NEW YORK (Reuters) - U.S. stocks rallied and the dollar index eased further on Wednesday after the Federal Reserve left U.S. interest rates unchanged, keeping its low-rate environment intact for now.
In a statement following a two-day policy meeting, the U.S. central bank signaled it could tighten monetary policy by year-end as the labor market improved further, but Fed policymakers cut the number of rate increases they expect this year to one from two.
They also projected a less aggressive rise in rates both next year and in 2018, according to the median projection of forecasts released with the statement.
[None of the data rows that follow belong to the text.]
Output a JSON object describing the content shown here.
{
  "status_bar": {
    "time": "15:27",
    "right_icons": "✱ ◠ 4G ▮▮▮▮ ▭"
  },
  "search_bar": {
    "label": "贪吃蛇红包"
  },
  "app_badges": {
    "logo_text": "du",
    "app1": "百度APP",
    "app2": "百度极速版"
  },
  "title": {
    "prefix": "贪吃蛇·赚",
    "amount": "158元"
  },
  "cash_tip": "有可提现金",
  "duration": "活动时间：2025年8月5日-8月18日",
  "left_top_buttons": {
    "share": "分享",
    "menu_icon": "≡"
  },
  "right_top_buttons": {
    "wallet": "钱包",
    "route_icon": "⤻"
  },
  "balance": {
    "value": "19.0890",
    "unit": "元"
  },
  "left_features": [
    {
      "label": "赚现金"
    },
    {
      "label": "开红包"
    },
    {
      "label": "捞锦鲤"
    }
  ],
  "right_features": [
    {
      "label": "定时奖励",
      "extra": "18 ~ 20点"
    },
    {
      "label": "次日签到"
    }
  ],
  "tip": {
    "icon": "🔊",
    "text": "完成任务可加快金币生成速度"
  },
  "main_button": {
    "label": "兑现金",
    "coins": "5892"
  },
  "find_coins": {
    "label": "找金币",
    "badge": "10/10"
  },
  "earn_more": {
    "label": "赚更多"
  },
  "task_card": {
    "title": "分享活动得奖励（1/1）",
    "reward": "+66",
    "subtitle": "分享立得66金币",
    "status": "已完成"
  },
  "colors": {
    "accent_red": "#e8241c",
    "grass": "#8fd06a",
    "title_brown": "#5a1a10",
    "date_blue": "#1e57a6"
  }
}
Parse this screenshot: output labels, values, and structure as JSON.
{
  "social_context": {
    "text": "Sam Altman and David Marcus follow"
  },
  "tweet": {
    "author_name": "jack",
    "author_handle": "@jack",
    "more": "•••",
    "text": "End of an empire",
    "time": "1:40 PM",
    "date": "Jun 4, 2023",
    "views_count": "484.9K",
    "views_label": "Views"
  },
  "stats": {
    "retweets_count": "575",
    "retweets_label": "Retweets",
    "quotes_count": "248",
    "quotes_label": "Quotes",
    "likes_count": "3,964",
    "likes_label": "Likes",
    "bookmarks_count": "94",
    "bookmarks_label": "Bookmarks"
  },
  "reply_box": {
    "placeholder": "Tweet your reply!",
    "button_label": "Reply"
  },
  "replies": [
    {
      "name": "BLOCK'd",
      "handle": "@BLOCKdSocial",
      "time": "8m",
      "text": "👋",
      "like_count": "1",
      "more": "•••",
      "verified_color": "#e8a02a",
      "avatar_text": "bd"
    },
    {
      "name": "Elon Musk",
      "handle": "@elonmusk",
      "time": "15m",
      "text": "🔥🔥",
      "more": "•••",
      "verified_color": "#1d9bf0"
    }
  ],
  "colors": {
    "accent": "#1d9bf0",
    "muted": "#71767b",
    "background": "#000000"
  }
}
The Fed has held its target rate for overnight lending between banks in a range of 0.25 to 0.50 percent since December, when it raised borrowing costs for the first time in nearly a decade.
"I think the market was expecting a more hawkish hold and instead it got a mildly hawkish hold. And you could argue the (stock) market was satisfied that you didn't see a Fed anxious to raise rates dramatically," said Quincy Krosby, market strategist at Prudential Financial in Newark, New Jersey.
Earlier, the Bank of Japan overhauled its monetary policy to target interest rates.
The BOJ maintained its 0.1 percent negative interest rate, but abandoned its base money target. Instead, it set a "yield curve control" under which it will buy long-term government bonds to keep 10-year bond yields around their current zero percent.
The Dow Jones industrial average closed up 163.74 points, or 0.9 percent, to 18,293.7, the S&P 500 gained to finish 23.36 points, or 1.09 percent higher, to 2,163.12, while the Nasdaq Composite ended up 53.83 points, or 1.03 percent, to close at 5,295.18, a record high.
MSCI's all-country world stock index was up 1.1 percent, while Europe's STOXX 600 closed up 0.4 percent, helped by euro zone banking shares.
Gold prices also rose, hitting 1-1/2-week highs after the Fed decision. Spot gold was up 1.2 percent at $1,330.08 an ounce.
The dollar index, which measures the greenback against a basket of six other major currencies, extended its decline to a five-day low of 95.515, off more than 0.50 percent.
In the U.S. bond market, yields fell as the Fed lowered its projection for interest rate levels needed to support expansion.
In late trading, benchmark 10-year Treasury notes were up 9/32 in price for a yield of 1.655 percent, down 3 basis points from Tuesday.
"While the case for a rate increase has strengthened, they are not ready to raise rates yet," said Julien Scholnick, portfolio manager at Western Asset Management Co in Pasadena, California.
Oil prices jumped after a third surprise weekly drop in U.S. crude stockpiles helped assuage fears over a global glut.
Brent crude futures rose 95 cents, or 2 percent, to settle at $46.83 per barrel, while U.S. crude futures rose $1.29, or 2.9 percent, to settle at $45.34.
Additional reporting by Richard Leong in New York; Editing by Nick Zieminski and James Dalgleish